Albertus W. Faber, MSc,1David R. Patterson, Ph.D., ABPP, ABPH,2 and Marco Bremer, MSc3
The current study explored whether immersive virtual reality continues to reduce pain (via distraction) during more than one wound care session per patient. Patients: Thirty six patients aged 8 to 57 years (mean age of 27.7 years), with an average of 8.4% total body surface area burned (range .25 to 25.5 TBSA) received bandage changes, and wound cleaning.
Each patient received one baseline wound cleaning/debridement session with no-VR (control condition) followed by one or more (up to seven) subsequent wound care sessions during VR. After each wound care session (one session per day), worst pain intensity was measured using a Visual Analogue Thermometer (VAT), the dependent variable.
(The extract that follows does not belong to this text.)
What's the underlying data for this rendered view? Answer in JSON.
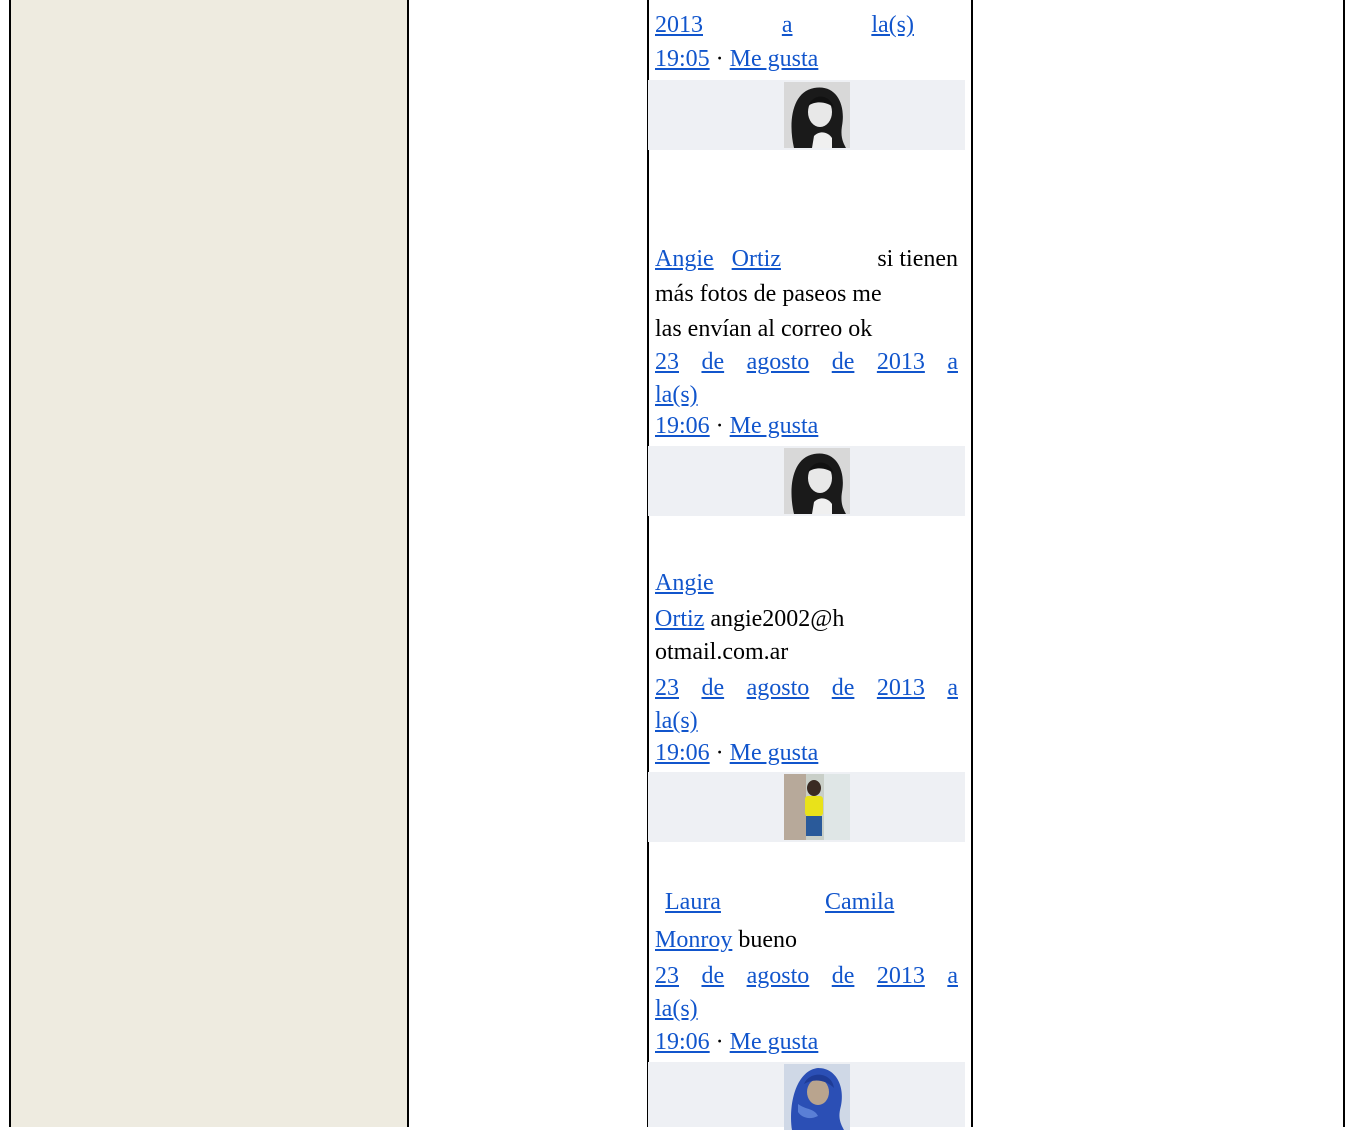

Using a within subjects design, worst pain intensity VAT during wound care with no-VR (baseline, Day 0) was compared to pain during wound care while using immersive virtual reality (up to seven days of wound care during VR).
Compared to pain during no-VR Baseline (Day 0), pain ratings during wound debridement were statistically lower when patients were in virtual reality on Days 1, 2 and 3, and although not significant beyond day 3, the pattern of results from Days 4, 5, and 6 are consistent with the notion that VR continues to reduce pain when used repeatedly.
Results from the present study suggest that VR continues to be effective when used for three (or possibly more) treatments during severe burn wound debridement.
Resource: J Burn Care Res. 2013 Sep-Oct; 34(5): 563–568.